> (Does the case where the lock is already held indeed not count as a
> recursive lock?  That could be extremely bad.)

I believe calling mtx_trylock on a nonrecursive mutex is undefined
behavior.  It's not specifically called out in C (but is in C++), but
mtx_lock makes that requirement.

> > +@deftypefun int mtx_unlock (mtx_t *@var{mutex})
> > +@safety{@prelim{}@mtsafe{}@assafe{}@acsafe{}}
> > +Unlocks the mutex pointed to by @var{mutex}. The behavior is undefined
> > +if the mutex is not locked by the calling thread. This function
> > +synchronizes-with subsequent @code{mtx_lock}, @code{mtx_trylock},
> > +or @code{mtx_timedlock} on the same mutex. All lock/unlock
> > +operations on
> > +any given mutex form a single total order (similar to the
> > +modification order of an atomic).

The sc relation for sequential consistency is a better similarity.  But
we really should just point to C11 here instead of inventing our own

> > +@end deftypefun
> If you have recursively locked a mutex N times, do you need to unlock
> it N times also?  (I see that C11 does not say.)

Yes, you have to.  If C11 should say that, this should be treated as a
C11 defect.

> > +Mutexes are not the only synchronization mechanisms available. For some
> > +more complex tasks, @theglibc{} also implements condition variables,
> > +that allow the user to think in a higher level to solve possible
> > +mutual exclusion issues.
> This paragraph doesn't make any sense.

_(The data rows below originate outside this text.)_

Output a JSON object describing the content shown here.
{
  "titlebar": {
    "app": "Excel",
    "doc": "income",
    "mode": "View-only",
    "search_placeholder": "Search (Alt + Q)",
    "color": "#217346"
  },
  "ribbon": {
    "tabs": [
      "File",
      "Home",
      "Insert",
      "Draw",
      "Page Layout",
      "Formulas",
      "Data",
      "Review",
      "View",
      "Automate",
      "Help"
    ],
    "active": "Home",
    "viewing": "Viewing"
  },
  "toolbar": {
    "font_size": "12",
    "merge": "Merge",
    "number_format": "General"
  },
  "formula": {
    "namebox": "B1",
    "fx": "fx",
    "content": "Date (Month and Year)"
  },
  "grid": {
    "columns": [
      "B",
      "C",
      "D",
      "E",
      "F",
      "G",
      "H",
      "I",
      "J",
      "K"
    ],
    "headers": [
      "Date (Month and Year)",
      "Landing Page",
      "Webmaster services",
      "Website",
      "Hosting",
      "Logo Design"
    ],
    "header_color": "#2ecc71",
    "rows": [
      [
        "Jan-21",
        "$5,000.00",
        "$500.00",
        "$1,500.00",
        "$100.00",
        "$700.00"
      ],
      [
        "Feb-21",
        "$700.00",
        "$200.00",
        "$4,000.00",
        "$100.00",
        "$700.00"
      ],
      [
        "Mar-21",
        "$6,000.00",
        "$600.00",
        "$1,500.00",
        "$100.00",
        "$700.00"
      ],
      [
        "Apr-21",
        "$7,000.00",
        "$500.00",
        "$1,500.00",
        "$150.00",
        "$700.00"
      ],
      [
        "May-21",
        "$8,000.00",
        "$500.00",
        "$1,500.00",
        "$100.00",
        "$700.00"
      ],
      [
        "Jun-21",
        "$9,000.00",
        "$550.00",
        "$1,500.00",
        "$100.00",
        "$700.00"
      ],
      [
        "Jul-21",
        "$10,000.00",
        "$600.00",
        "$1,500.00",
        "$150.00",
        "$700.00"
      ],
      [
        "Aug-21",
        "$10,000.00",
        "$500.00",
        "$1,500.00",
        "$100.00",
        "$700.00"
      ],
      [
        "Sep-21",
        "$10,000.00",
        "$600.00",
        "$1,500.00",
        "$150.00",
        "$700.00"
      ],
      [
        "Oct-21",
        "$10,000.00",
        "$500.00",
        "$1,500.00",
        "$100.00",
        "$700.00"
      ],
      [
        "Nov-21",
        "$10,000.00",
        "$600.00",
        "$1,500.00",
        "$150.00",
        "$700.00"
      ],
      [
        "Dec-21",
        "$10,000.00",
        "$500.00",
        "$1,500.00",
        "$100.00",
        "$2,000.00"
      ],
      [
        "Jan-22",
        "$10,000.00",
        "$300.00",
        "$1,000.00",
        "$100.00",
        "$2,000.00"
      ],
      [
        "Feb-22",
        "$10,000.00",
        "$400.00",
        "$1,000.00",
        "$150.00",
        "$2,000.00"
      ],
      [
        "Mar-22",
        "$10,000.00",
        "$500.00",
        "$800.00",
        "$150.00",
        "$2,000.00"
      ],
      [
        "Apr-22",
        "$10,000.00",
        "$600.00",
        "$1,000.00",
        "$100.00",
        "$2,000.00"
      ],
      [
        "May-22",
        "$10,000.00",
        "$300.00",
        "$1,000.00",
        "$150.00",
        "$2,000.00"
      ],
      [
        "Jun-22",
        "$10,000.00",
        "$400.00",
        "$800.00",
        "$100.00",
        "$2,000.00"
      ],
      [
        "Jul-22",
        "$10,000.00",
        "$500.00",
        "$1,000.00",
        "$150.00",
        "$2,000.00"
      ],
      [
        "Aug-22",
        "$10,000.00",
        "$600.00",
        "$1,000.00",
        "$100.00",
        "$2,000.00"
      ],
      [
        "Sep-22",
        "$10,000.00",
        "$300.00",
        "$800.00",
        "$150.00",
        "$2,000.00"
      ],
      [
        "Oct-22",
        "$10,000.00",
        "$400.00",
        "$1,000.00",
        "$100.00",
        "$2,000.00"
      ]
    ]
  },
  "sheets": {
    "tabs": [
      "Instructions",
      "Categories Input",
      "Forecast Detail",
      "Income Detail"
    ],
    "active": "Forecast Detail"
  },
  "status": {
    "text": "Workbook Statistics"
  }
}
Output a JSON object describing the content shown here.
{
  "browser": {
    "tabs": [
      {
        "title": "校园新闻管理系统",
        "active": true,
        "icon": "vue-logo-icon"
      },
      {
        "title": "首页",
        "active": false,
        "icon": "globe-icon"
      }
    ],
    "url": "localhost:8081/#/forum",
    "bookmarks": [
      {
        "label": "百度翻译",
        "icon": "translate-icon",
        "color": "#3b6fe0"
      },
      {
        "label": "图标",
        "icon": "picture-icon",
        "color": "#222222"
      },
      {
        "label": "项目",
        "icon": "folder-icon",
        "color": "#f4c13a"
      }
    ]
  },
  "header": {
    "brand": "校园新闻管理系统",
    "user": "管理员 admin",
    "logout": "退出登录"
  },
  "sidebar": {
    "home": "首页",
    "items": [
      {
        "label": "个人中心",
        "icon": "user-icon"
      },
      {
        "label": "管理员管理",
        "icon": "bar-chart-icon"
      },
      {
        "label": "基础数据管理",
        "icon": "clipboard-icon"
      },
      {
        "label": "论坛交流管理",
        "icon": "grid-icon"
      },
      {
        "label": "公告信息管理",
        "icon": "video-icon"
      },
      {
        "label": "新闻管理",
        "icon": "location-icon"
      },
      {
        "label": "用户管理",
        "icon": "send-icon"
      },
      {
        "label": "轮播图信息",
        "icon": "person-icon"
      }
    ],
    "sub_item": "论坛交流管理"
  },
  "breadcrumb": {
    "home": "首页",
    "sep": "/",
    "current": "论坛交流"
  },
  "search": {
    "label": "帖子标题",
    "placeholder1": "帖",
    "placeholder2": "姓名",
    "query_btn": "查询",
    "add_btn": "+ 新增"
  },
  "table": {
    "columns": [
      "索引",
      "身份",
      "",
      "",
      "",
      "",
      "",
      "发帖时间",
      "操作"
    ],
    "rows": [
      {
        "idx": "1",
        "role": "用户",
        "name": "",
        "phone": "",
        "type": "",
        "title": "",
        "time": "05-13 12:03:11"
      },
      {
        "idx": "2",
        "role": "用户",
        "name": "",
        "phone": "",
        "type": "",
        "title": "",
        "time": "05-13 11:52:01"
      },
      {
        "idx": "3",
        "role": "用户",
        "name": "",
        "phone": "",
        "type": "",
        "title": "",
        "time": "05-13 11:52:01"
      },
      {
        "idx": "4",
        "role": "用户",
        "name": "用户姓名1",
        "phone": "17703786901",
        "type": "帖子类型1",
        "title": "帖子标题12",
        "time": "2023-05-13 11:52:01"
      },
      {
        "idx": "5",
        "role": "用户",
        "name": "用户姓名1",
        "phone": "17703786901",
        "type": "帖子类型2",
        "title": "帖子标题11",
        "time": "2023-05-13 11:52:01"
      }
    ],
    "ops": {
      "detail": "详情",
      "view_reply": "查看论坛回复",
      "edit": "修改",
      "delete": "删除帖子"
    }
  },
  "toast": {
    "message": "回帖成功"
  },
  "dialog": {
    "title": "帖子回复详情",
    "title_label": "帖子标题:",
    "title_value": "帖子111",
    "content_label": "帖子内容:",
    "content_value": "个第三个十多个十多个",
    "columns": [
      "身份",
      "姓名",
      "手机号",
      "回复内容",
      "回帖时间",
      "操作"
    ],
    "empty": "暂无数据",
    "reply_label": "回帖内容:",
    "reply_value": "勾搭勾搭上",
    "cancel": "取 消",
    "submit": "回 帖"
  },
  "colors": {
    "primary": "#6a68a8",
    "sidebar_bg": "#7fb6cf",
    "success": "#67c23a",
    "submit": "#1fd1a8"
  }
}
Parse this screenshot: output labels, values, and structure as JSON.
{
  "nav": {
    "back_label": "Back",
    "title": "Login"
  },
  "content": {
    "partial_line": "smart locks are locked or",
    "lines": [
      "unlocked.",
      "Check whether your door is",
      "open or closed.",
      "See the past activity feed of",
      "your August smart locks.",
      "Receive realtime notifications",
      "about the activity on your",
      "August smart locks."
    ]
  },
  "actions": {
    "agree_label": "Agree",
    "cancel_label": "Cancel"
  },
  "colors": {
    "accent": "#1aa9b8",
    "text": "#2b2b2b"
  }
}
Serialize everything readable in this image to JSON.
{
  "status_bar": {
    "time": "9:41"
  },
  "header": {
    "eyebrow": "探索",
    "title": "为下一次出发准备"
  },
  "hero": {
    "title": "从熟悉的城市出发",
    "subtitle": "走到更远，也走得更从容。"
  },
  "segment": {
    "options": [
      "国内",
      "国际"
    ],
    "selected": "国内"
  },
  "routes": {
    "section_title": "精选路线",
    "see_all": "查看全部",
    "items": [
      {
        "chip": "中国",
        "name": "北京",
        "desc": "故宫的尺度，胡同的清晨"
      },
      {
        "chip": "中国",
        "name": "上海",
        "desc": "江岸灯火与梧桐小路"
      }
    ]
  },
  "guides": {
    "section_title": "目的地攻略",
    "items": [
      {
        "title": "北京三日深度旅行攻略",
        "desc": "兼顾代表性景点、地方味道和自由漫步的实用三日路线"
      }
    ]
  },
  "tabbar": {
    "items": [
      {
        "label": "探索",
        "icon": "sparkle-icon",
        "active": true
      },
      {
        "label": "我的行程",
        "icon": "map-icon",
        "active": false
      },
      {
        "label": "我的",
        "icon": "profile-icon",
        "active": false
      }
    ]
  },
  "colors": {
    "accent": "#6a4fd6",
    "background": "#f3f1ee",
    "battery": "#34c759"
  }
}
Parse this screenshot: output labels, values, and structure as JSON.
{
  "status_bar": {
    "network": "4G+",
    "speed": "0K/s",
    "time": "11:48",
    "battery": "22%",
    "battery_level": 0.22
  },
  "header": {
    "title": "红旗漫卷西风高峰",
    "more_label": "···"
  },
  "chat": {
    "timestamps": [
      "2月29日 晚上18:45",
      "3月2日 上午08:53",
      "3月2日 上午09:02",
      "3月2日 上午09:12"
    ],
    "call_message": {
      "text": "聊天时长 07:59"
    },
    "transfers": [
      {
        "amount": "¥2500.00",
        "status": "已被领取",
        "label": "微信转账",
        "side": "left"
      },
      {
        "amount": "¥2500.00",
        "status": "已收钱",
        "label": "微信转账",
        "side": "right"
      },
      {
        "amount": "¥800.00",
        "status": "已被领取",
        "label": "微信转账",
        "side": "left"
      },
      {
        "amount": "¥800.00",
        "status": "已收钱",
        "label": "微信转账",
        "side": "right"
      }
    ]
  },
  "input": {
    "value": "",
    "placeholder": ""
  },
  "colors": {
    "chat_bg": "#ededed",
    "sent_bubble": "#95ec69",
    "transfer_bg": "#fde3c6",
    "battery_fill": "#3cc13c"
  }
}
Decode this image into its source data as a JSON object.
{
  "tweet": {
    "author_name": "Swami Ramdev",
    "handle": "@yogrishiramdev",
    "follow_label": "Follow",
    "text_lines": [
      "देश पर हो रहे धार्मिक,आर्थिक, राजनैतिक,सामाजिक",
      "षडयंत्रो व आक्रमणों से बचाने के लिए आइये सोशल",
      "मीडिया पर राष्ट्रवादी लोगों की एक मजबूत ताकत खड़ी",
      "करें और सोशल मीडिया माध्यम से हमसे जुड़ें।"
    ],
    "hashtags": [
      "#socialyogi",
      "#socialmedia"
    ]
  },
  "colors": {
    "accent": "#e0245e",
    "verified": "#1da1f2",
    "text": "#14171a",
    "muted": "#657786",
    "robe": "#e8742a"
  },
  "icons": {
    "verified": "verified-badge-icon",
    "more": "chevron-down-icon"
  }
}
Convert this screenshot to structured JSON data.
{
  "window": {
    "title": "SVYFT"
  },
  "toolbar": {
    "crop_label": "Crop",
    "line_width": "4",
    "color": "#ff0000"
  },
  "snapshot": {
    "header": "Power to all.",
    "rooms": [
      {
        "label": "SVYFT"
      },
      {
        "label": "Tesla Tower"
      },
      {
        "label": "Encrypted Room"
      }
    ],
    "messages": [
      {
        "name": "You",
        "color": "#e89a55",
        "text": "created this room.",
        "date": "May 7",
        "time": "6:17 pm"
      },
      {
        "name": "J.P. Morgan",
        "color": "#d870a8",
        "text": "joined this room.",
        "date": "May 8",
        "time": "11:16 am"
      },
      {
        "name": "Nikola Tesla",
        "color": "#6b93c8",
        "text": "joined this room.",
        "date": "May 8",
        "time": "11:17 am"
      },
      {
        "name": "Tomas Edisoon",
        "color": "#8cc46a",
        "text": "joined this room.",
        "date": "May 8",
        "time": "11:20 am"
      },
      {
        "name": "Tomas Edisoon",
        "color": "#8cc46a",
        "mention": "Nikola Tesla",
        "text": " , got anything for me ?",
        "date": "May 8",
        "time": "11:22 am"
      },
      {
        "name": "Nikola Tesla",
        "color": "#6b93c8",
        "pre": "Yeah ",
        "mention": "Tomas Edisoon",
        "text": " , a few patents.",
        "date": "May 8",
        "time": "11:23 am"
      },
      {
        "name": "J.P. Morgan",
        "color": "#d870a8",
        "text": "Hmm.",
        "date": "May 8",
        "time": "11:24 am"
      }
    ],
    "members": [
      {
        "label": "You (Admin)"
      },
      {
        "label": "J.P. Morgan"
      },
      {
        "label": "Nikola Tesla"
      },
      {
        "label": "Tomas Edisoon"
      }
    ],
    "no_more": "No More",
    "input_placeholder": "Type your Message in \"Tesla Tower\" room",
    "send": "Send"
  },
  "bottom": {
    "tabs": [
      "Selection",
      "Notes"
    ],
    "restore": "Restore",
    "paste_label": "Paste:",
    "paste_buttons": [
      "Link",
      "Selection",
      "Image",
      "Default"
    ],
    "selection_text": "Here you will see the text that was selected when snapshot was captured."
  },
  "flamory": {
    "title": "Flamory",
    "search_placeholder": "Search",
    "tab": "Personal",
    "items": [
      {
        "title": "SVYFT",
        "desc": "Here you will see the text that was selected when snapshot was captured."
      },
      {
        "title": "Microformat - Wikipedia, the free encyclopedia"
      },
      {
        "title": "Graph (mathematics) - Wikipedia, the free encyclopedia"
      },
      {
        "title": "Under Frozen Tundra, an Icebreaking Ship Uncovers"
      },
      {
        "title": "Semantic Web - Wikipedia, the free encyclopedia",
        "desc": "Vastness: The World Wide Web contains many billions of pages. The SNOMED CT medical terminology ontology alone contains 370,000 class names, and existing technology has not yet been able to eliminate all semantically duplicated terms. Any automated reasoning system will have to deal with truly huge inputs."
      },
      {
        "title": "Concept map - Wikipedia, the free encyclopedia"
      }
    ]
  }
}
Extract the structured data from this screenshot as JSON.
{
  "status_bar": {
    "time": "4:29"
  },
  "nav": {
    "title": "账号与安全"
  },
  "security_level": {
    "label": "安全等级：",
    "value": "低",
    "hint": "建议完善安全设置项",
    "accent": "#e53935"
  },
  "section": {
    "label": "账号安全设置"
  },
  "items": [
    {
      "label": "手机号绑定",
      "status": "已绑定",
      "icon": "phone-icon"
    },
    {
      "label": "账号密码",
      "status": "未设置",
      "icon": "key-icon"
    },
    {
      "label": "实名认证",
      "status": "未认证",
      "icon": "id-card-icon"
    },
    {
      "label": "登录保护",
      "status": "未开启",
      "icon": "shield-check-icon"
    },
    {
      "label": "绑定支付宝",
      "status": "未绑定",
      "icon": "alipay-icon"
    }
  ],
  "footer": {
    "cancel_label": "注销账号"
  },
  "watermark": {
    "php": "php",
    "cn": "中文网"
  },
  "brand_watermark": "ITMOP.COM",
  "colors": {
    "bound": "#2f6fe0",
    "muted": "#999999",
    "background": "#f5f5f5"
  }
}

Agreed, it's incorrect.  condvars are not a mutual exclusion mechanism.

> > +@deftypevr Macro {} TSS_DTOR_ITERATIONS
> > +Integer constant expression representing the maximum number of
> > +times that destructors will be called when a thread terminates.
> > +@end deftypevr
> This also doesn't make any sense.  I see that this text was copied
> verbatim from C11, but that isn't an excuse :)

Well, copying C11 is better than inventing our own semantics that might
diverge from C11.  Thus, the way forward is to clarify this upstream
first, and then specify what upstream does -- and upstream is ISO C in
this case.

> Ideally there would be something in here about when you should use
> thread_local versus tss_*.
> > +@deftypefun int tss_create (tss_t* @var{tss_key}, tss_dtor_t
> @var{destructor})
> When would the destructor be called?
> > +The ISO C11 specification also provides new error types that belong
> > +specifically to @code{threads.h}. @Theglibc{} has also implemented
> > +this feature and every function in this API always returns one of the
> > +following error codes:
> Does that mean none of them ever set errno?
> > +@item thrd_error
> > +Value returned by a function to indicate that the requested operation
> > +failed.
> Gosh, that's vague.

But that may be the right description, given that it's a catch-all code.

Index Nav: [Date Index] [Subject Index] [Author Index] [Thread Index]
Message Nav: [Date Prev] [Date Next] [Thread Prev] [Thread Next]